TASK DIRECTIONS: Reproduce the records below in full and exactly, without their images.

*** RECORDS TO PROCESS

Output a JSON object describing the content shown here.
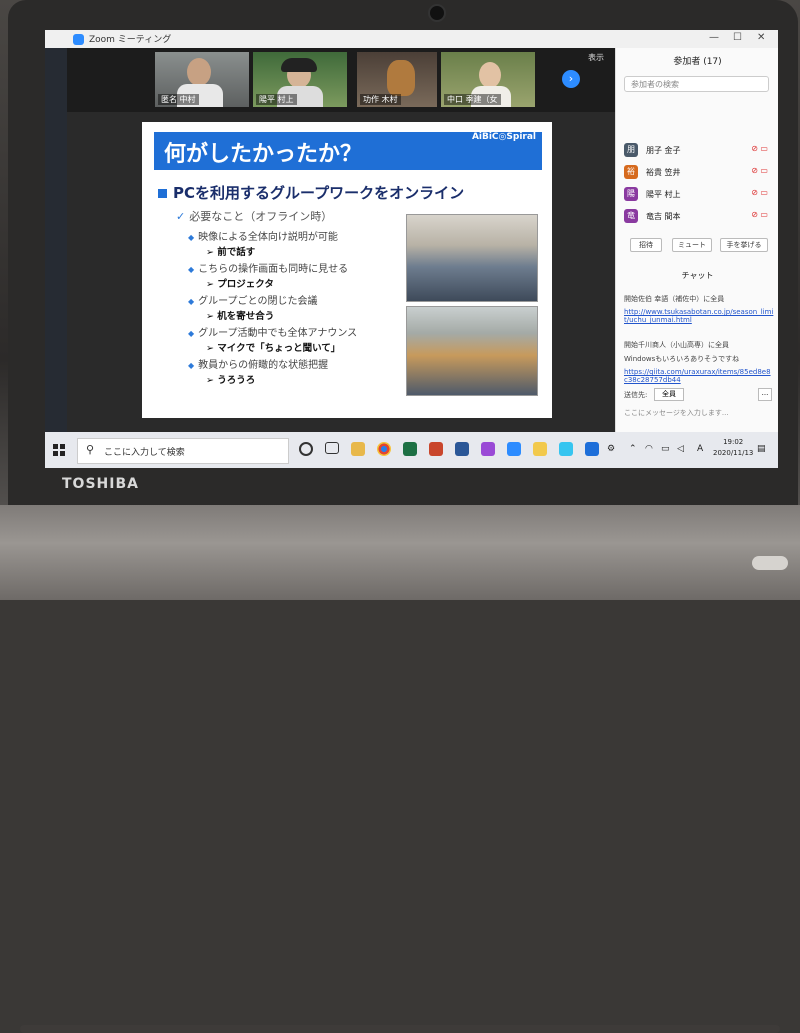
{
  "zoom": {
    "window_title": "Zoom ミーティング",
    "show_label": "表示",
    "next_arrow": "›",
    "participants_videos": [
      {
        "label": "匿名 中村"
      },
      {
        "label": "陽平 村上"
      },
      {
        "label": "功作 木村"
      },
      {
        "label": "中口 季建（女"
      }
    ]
  },
  "slide": {
    "title": "何がしたかったか？",
    "logo": "AiBiC◎Spiral",
    "main_bullet": "PCを利用するグループワークをオンライン",
    "sub_bullet": "必要なこと（オフライン時）",
    "items": [
      {
        "text": "映像による全体向け説明が可能",
        "sub": "前で話す"
      },
      {
        "text": "こちらの操作画面も同時に見せる",
        "sub": "プロジェクタ"
      },
      {
        "text": "グループごとの閉じた会議",
        "sub": "机を寄せ合う"
      },
      {
        "text": "グループ活動中でも全体アナウンス",
        "sub": "マイクで「ちょっと聞いて」"
      },
      {
        "text": "教員からの俯瞰的な状態把握",
        "sub": "うろうろ"
      }
    ]
  },
  "panel": {
    "participants_header": "参加者 (17)",
    "search_placeholder": "参加者の検索",
    "participants": [
      {
        "initial": "朋",
        "name": "朋子 金子",
        "color": "#4a5a6a"
      },
      {
        "initial": "裕",
        "name": "裕貴 笠井",
        "color": "#d66a1e"
      },
      {
        "initial": "陽",
        "name": "陽平 村上",
        "color": "#8a3aa0"
      },
      {
        "initial": "竜",
        "name": "竜吉 間本",
        "color": "#8a3aa0"
      }
    ],
    "buttons": [
      "招待",
      "ミュート",
      "手を挙げる"
    ],
    "chat_header": "チャット",
    "chat": [
      {
        "from": "開始佐伯 幸語（補佐中）に全員",
        "link": "http://www.tsukasabotan.co.jp/season_limit/uchu_junmai.html"
      },
      {
        "from": "開始千川商人（小山高専）に全員",
        "text": "Windowsもいろいろありそうですね",
        "link": "https://qiita.com/uraxurax/items/85ed8e8c38c28757db44"
      }
    ],
    "send_to_label": "送信先:",
    "send_to_value": "全員",
    "more": "...",
    "input_placeholder": "ここにメッセージを入力します..."
  },
  "taskbar": {
    "search_placeholder": "ここに入力して検索",
    "time": "19:02",
    "date": "2020/11/13",
    "ime": "A"
  },
  "laptop": {
    "brand": "TOSHIBA"
  }
}
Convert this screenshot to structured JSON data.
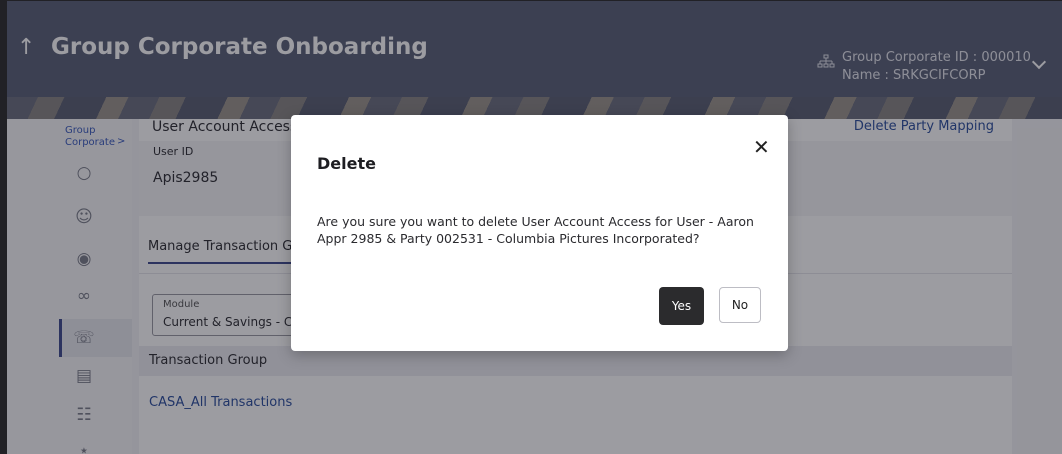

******

RESPONSE:
Output a JSON object describing the content shown here.
{
  "zoom": {
    "window_title": "Zoom ミーティング",
    "show_label": "表示",
    "next_arrow": "›",
    "participants_videos": [
      {
        "label": "匿名 中村"
      },
      {
        "label": "陽平 村上"
      },
      {
        "label": "功作 木村"
      },
      {
        "label": "中口 季建（女"
      }
    ]
  },
  "slide": {
    "title": "何がしたかったか？",
    "logo": "AiBiC◎Spiral",
    "main_bullet": "PCを利用するグループワークをオンライン",
    "sub_bullet": "必要なこと（オフライン時）",
    "items": [
      {
        "text": "映像による全体向け説明が可能",
        "sub": "前で話す"
      },
      {
        "text": "こちらの操作画面も同時に見せる",
        "sub": "プロジェクタ"
      },
      {
        "text": "グループごとの閉じた会議",
        "sub": "机を寄せ合う"
      },
      {
        "text": "グループ活動中でも全体アナウンス",
        "sub": "マイクで「ちょっと聞いて」"
      },
      {
        "text": "教員からの俯瞰的な状態把握",
        "sub": "うろうろ"
      }
    ]
  },
  "panel": {
    "participants_header": "参加者 (17)",
    "search_placeholder": "参加者の検索",
    "participants": [
      {
        "initial": "朋",
        "name": "朋子 金子",
        "color": "#4a5a6a"
      },
      {
        "initial": "裕",
        "name": "裕貴 笠井",
        "color": "#d66a1e"
      },
      {
        "initial": "陽",
        "name": "陽平 村上",
        "color": "#8a3aa0"
      },
      {
        "initial": "竜",
        "name": "竜吉 間本",
        "color": "#8a3aa0"
      }
    ],
    "buttons": [
      "招待",
      "ミュート",
      "手を挙げる"
    ],
    "chat_header": "チャット",
    "chat": [
      {
        "from": "開始佐伯 幸語（補佐中）に全員",
        "link": "http://www.tsukasabotan.co.jp/season_limit/uchu_junmai.html"
      },
      {
        "from": "開始千川商人（小山高専）に全員",
        "text": "Windowsもいろいろありそうですね",
        "link": "https://qiita.com/uraxurax/items/85ed8e8c38c28757db44"
      }
    ],
    "send_to_label": "送信先:",
    "send_to_value": "全員",
    "more": "...",
    "input_placeholder": "ここにメッセージを入力します..."
  },
  "taskbar": {
    "search_placeholder": "ここに入力して検索",
    "time": "19:02",
    "date": "2020/11/13",
    "ime": "A"
  },
  "laptop": {
    "brand": "TOSHIBA"
  }
}
Convert this screenshot to structured JSON data.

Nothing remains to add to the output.